Researchers asked a small group of boys, ages 8 to 12 and diagnosed with attention deficit hyperactivity disorder, or ADHD, to repeat back a sequence of random numbers and letters in order while they swiveled in a chair. The moving correlated with better performance, while children who were not diagnosed with ADHD experienced the opposite: the more they moved, the worse they performed.
According to scientific theory, attention disorders are caused by chronic underarousal of the brain. Stimulants such as Ritalin are often prescribed to wake up the nervous system, but Sarver believes that slight physical movements can produce the same result.
Sarver is often asked for classroom-management advice by teachers. He encourages educators to allow students with ADHD the ability to move around as needed as long as it doesn’t distract other students. NPR also received lots of creative ideas from teachers on accommodating ADHD students after publishing its article.

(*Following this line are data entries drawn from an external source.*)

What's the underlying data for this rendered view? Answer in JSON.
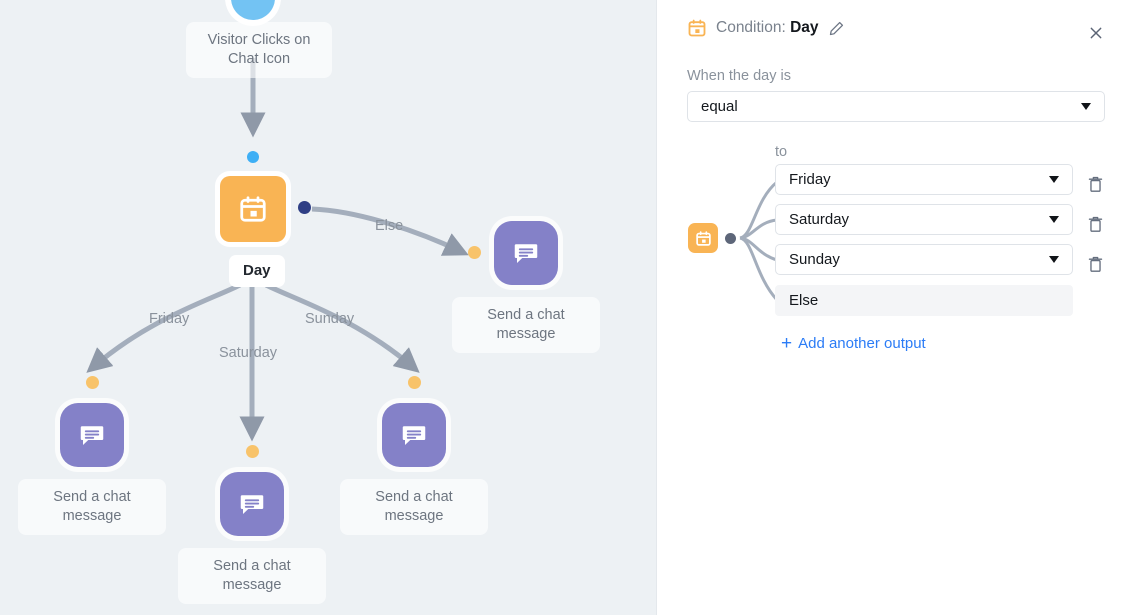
{
  "canvas": {
    "background_color": "#edf1f4",
    "trigger_node": {
      "caption": "Visitor Clicks on Chat Icon",
      "icon": "chat-bubble-circle-icon",
      "color": "#73c3f3"
    },
    "condition_node": {
      "label": "Day",
      "icon": "calendar-icon",
      "color": "#f9b454"
    },
    "edge_labels": [
      "Else",
      "Friday",
      "Saturday",
      "Sunday"
    ],
    "action_nodes": [
      {
        "caption": "Send a chat message",
        "icon": "chat-message-icon",
        "color": "#8481c8",
        "branch": "Else"
      },
      {
        "caption": "Send a chat message",
        "icon": "chat-message-icon",
        "color": "#8481c8",
        "branch": "Friday"
      },
      {
        "caption": "Send a chat message",
        "icon": "chat-message-icon",
        "color": "#8481c8",
        "branch": "Saturday"
      },
      {
        "caption": "Send a chat message",
        "icon": "chat-message-icon",
        "color": "#8481c8",
        "branch": "Sunday"
      }
    ],
    "connector_color": "#a4aebc",
    "port_colors": {
      "input": "#3eaff5",
      "output": "#2f3f85",
      "action_input": "#f8c36a"
    }
  },
  "panel": {
    "header": {
      "icon": "calendar-icon",
      "prefix": "Condition:",
      "name": "Day",
      "edit_icon": "pencil-icon",
      "close_icon": "close-icon"
    },
    "operator_label": "When the day is",
    "operator_value": "equal",
    "to_label": "to",
    "outputs": [
      {
        "value": "Friday",
        "deletable": true,
        "delete_icon": "trash-icon"
      },
      {
        "value": "Saturday",
        "deletable": true,
        "delete_icon": "trash-icon"
      },
      {
        "value": "Sunday",
        "deletable": true,
        "delete_icon": "trash-icon"
      }
    ],
    "else_output": "Else",
    "add_output_label": "Add another output",
    "add_output_glyph": "+",
    "mini_node_icon": "calendar-icon",
    "accent_color": "#2b7cf6",
    "node_color": "#f9b454"
  }
}
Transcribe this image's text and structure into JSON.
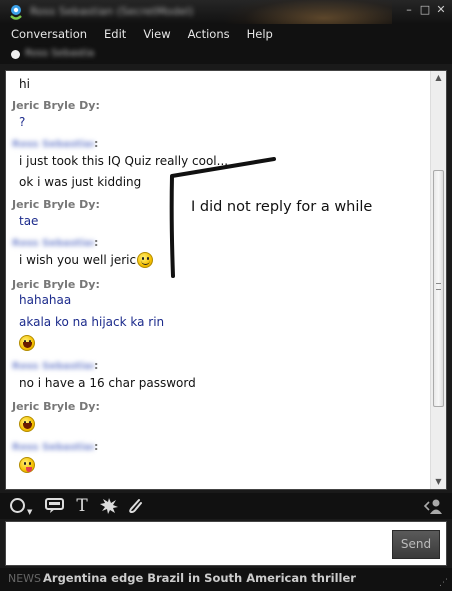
{
  "window": {
    "title": "Ross Sebastian (SecretModel)"
  },
  "menu": [
    "Conversation",
    "Edit",
    "View",
    "Actions",
    "Help"
  ],
  "contact": {
    "name": "Ross Sebastian"
  },
  "conversation": {
    "blurred_sender": "Ross Sebastian",
    "jeric": "Jeric Bryle Dy:",
    "lines": {
      "hi": "hi",
      "q": "?",
      "quiz": "i just took this IQ Quiz really cool...",
      "kidding": "ok i was just kidding",
      "tae": "tae",
      "wish": "i wish you well jeric",
      "hahahaa": "hahahaa",
      "akala": "akala ko na hijack ka rin",
      "password": "no i have a 16 char password"
    },
    "annotation": "I did not reply for a while"
  },
  "toolbar": {
    "icons": [
      "emoticon-icon",
      "wink-icon",
      "text-format-icon",
      "nudge-icon",
      "attachment-icon",
      "contact-card-icon"
    ]
  },
  "input": {
    "send_label": "Send"
  },
  "news": {
    "label": "NEWS",
    "headline": "Argentina edge Brazil in South American thriller"
  },
  "colors": {
    "chrome": "#111111",
    "sender_gray": "#777777",
    "message_blue": "#1c2b8c"
  }
}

Some ideas include:
- Coloring books: stressed-out high school students, and even adults, love to color
- Desk placement: place moving kids on the outside edges so they do not distract other students
- Pencil sharpening: give students with ADHD special permission to walk around, perhaps to sharpen pencils
- Standing desks: kids can bounce and wiggle while completing their work without bothering other kids
Read more ideas here: What Do You Do With A Student Who Fidgets
As a behavioral healthcare leader, KVC serves thousands of children who have challenges such as ADHD. Helping parents, educators and other people in a child’s environment understand and handle these challenges means children have a greater chance at long-term wellbeing. Read more about KVC’s services.